What is different about the way we’re working at Kaleidoscope? Why is it okay for me to be on a call at 8pm at night and abandon the macaroni cheese?
Working hours aren’t as important as caring about colleagues
The flip-side of the above is the following; this morning, after a rough night, my daughters and I overslept. Rather than feeling panicked about this we had a relaxed breakfast and made our way to preschool slightly later than normal. Later on I’ve got to head out and do a food collection for a couple of vulnerable neighbours. Rather than fabricate some random commitment to the guys in the office, we’re chatting about the nightmare of non-sleeping two year olds and the challenges of delivering multiple frozen food items to multiple households on the hottest day of the year.
In a discussion about a planning session next week the 1am colleague mentioned she’ll need to head off early to care for her daughter; immediately the conversation became what could we achieve in the time available, not a judgement about whether this was ‘appropriate’ or not. And that isn’t just something we do because ‘we’re all in this together’ right now. It is always like this. Pandemic or not.

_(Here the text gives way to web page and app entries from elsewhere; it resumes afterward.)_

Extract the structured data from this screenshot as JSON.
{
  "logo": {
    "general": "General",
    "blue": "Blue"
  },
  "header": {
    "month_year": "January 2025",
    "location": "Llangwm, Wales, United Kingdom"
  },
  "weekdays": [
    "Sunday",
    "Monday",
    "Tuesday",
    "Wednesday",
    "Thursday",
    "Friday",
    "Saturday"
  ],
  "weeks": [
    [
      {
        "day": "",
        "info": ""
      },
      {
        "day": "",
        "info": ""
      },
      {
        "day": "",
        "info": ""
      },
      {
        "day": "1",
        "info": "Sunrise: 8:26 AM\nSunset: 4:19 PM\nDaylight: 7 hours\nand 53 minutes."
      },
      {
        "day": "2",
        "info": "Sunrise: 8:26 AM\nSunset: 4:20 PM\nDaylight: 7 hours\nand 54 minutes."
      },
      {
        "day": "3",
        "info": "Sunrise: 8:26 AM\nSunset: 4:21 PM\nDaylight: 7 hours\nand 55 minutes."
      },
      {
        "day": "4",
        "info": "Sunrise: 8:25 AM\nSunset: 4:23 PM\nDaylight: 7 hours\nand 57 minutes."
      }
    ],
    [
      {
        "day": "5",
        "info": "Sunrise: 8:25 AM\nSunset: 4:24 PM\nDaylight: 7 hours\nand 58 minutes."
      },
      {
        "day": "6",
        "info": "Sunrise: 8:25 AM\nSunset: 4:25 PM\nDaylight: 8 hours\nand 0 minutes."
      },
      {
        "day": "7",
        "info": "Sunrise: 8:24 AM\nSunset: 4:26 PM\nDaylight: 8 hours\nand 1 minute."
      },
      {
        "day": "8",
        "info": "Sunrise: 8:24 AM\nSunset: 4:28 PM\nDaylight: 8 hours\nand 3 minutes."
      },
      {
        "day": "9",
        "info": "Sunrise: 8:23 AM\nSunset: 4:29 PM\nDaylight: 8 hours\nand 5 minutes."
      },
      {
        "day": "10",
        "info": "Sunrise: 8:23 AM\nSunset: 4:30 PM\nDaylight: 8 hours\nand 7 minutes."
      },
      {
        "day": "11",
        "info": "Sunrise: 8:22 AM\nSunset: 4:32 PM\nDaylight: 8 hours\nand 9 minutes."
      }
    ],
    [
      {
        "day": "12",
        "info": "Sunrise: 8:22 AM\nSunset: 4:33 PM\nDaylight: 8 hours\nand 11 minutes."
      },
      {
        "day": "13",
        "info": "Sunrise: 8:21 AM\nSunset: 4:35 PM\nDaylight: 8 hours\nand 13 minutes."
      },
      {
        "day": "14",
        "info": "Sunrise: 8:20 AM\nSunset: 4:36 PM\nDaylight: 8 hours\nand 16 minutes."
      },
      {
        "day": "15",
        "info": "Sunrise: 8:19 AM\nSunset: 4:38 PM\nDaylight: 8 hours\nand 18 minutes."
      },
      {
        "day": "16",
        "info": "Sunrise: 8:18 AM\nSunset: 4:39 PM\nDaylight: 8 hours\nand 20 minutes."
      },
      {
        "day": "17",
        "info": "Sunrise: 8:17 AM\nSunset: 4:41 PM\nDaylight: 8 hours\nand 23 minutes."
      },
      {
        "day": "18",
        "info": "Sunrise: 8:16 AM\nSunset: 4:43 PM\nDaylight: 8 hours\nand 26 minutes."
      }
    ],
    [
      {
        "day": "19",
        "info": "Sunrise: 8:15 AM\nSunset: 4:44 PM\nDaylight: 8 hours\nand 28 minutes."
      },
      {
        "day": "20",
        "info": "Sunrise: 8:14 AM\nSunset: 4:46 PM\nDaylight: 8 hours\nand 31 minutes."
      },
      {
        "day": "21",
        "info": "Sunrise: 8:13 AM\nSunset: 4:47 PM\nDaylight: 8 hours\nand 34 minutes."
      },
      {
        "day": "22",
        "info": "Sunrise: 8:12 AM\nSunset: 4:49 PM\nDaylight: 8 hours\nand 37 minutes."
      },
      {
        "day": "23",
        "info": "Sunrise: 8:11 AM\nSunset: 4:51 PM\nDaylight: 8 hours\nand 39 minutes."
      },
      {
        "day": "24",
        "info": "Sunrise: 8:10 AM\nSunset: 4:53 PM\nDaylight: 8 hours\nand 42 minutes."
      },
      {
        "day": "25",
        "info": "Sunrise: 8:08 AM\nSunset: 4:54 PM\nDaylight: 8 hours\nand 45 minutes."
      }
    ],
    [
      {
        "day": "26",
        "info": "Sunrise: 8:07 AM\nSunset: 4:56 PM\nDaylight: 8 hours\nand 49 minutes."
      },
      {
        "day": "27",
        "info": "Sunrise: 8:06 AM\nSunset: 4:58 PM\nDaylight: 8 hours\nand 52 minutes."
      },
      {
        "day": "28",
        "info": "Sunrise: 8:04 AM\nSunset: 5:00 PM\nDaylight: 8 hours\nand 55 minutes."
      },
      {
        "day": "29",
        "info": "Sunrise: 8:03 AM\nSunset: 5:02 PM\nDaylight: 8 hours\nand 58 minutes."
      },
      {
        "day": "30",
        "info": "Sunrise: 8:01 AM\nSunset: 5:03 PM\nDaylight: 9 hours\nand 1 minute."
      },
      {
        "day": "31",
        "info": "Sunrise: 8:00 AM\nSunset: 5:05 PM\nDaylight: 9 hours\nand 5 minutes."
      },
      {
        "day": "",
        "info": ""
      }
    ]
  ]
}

That 8pm call on my day off? It didn’t matter in the slightest, for two reasons;
- I really care about what we’re doing and I want to make sure it’s done right. I’m confident my colleagues feel the same way.
- I really enjoy what we’re doing and I really like the people I’m doing it with.
At Kaleidoscope we do everything we can to empower people to be their authentic selves at work. Our experience so far is that this creates an incredibly collegiate working environment, and allows us to have even the difficult organisational discussions with mutual respect and integrity. So that 8pm call wasn’t a duty call about work, it was a catch up with friends to have a quick debate about something we’re all passionate about – definitely worth the burnt macaroni cheese.
The workplace status-quo is going to change. It’s encouraging to hear news that places are changing. Action on Hearing Loss has just announced that they are going to close their London office to allow greater flexibility. When we think about how the workplace changes, we shouldn’t just focus on more use of Zoom or Teams – this is a real opportunity to re-evaluate and reset attitudes and behaviours learned in our ‘traditional’ workplaces. I’m not saying it will be easy, but I am saying it’s worth the effort.
We spend a lot of time thinking about how we create psychologically safe spaces to empower honest conversation – both for our team and for our clients – drop us a line if you want to learn more.